TASK DETAILS: Go through the material and return every line that contains the string "value".
[SUPPLIED MATERIAL Boundary: Start]
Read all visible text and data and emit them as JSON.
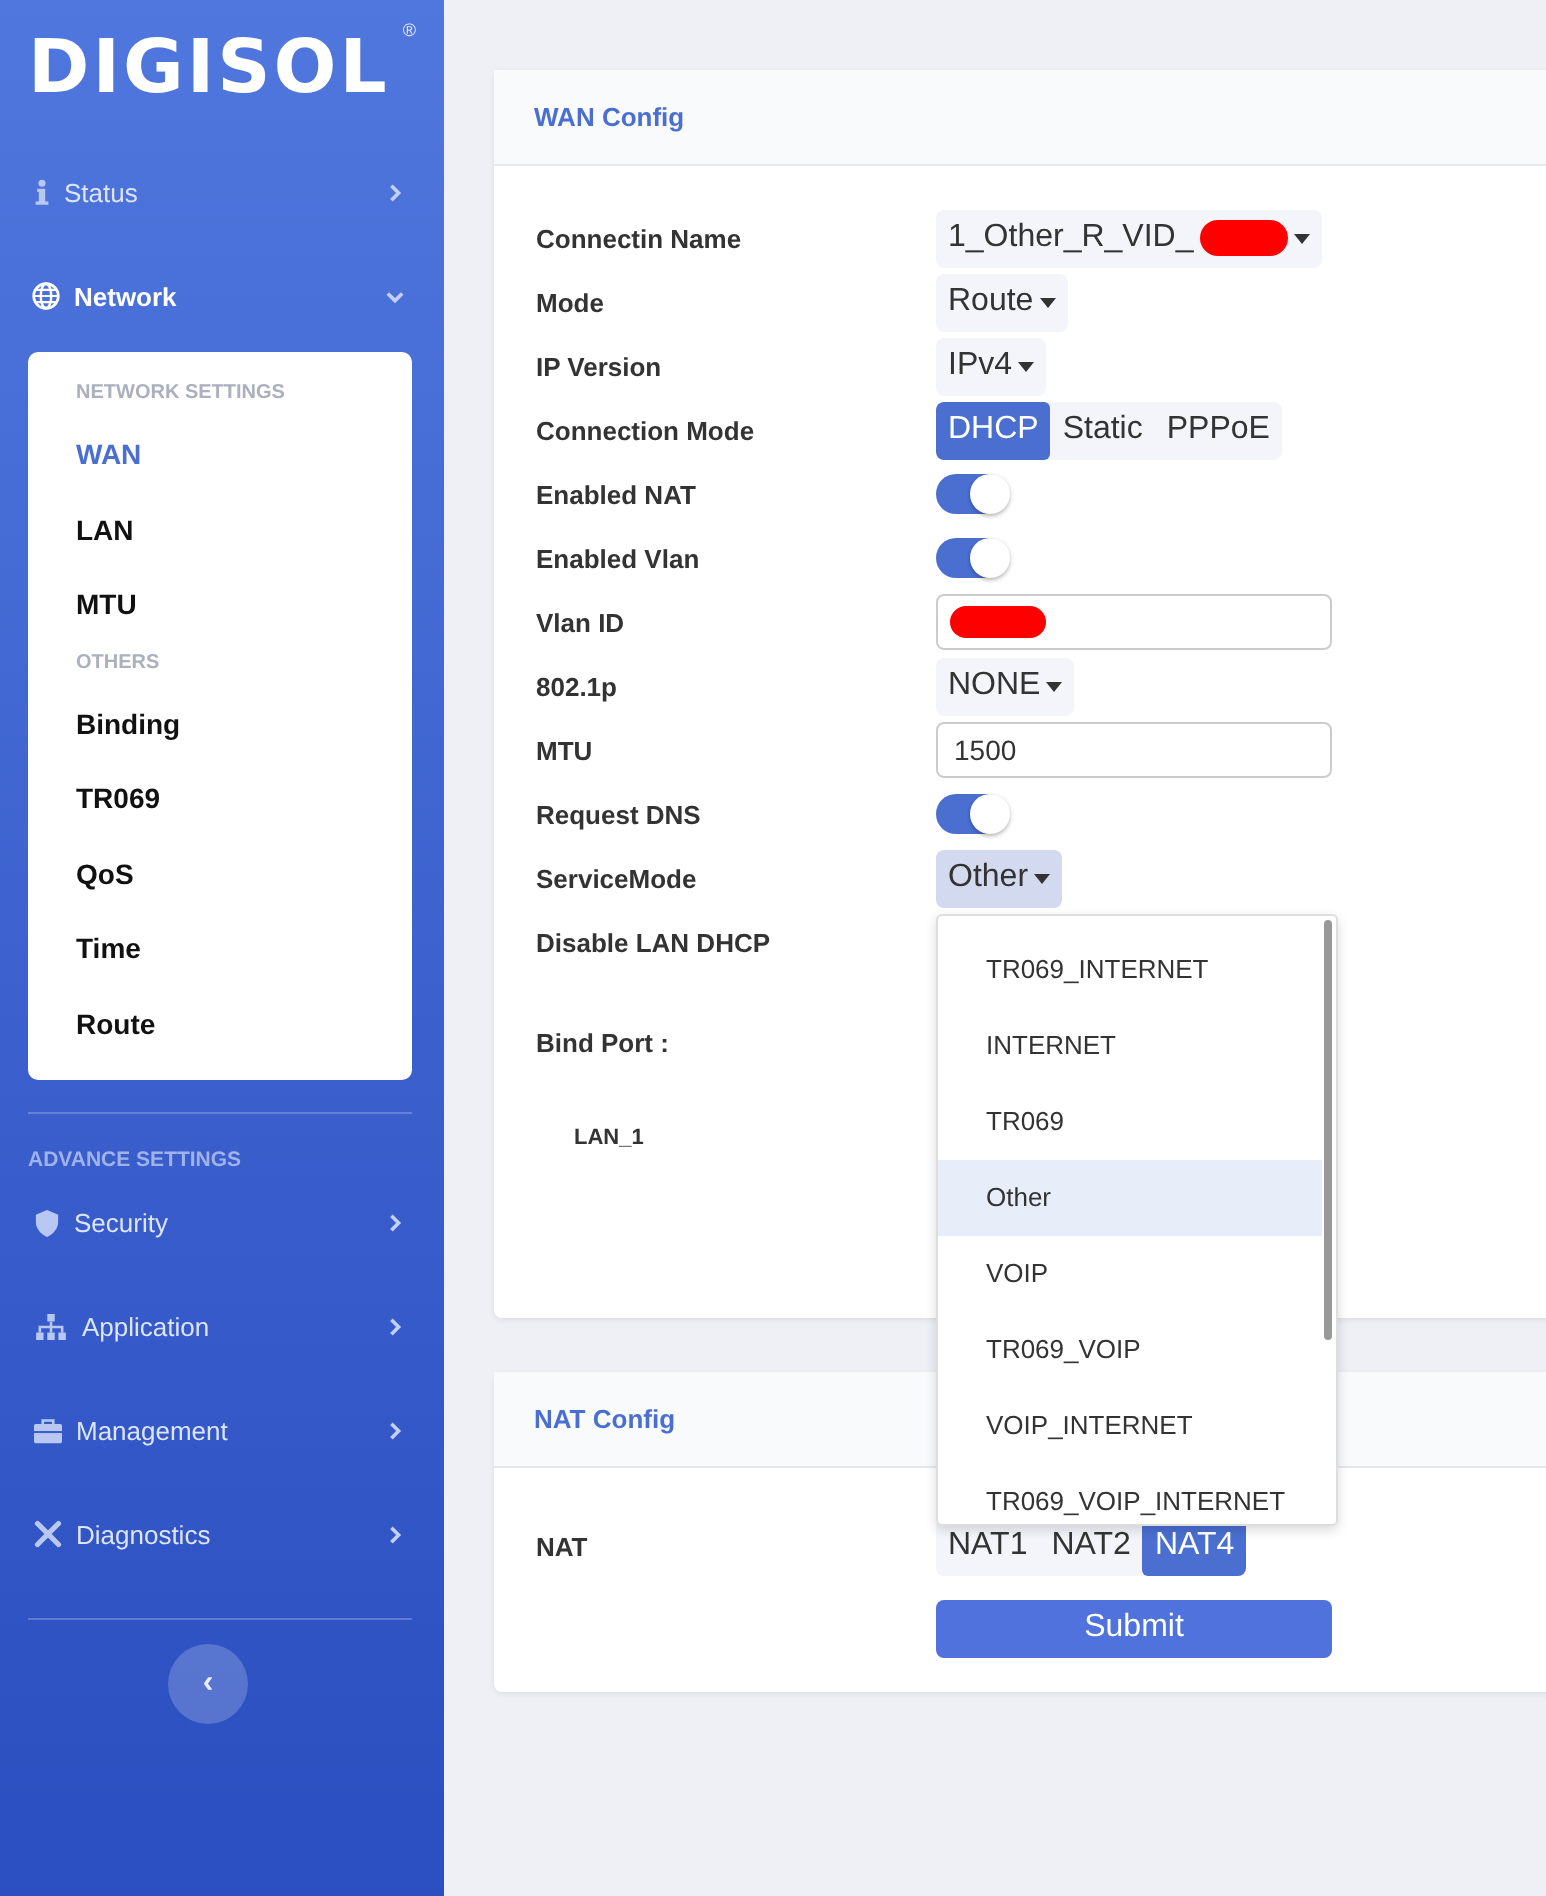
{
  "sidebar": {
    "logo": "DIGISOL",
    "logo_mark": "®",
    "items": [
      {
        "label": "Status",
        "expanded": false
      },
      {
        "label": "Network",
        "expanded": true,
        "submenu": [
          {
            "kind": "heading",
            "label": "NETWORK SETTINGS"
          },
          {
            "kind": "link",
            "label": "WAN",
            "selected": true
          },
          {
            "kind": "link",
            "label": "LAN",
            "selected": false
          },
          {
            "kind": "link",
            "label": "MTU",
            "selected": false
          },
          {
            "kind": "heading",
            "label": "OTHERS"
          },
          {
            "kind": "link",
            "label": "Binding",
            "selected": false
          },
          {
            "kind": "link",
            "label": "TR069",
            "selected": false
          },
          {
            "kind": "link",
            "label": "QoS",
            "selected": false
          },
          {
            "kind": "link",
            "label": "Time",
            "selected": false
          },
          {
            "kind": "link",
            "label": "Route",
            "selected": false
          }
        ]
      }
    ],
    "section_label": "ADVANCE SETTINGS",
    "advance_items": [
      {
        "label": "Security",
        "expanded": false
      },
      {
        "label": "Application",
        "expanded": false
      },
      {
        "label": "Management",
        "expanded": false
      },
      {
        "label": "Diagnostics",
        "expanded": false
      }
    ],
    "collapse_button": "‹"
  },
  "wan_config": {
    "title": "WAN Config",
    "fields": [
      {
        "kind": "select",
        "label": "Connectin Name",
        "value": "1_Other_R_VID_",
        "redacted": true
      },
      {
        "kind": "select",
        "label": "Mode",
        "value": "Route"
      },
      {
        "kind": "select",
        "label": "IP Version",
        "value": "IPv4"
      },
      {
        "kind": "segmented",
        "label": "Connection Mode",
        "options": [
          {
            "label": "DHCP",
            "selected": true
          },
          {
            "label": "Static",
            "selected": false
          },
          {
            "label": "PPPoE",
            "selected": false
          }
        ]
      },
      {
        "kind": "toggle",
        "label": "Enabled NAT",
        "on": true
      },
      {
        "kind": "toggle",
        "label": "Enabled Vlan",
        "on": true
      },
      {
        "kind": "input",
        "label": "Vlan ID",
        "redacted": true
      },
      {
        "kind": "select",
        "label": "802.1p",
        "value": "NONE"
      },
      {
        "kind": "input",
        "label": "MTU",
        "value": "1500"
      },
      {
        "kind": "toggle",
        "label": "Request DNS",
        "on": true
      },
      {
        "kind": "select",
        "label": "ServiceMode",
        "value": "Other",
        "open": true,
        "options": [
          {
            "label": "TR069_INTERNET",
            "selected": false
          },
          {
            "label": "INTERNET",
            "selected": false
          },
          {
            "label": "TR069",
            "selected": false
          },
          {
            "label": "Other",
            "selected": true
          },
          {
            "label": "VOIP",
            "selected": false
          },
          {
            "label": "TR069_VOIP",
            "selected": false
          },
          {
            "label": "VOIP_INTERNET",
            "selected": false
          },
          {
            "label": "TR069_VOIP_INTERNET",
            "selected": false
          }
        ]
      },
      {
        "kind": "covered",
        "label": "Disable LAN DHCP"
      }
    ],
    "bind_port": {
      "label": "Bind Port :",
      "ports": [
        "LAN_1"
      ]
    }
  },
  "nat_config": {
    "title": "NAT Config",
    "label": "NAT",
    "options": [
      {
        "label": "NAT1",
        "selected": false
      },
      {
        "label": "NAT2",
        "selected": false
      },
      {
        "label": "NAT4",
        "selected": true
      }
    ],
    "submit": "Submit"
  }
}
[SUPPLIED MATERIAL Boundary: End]
RESPONSE AREA:
        "value": "1_Other_R_VID_",
        "value": "Route"
        "value": "IPv4"
        "value": "NONE"
        "value": "1500"
        "value": "Other",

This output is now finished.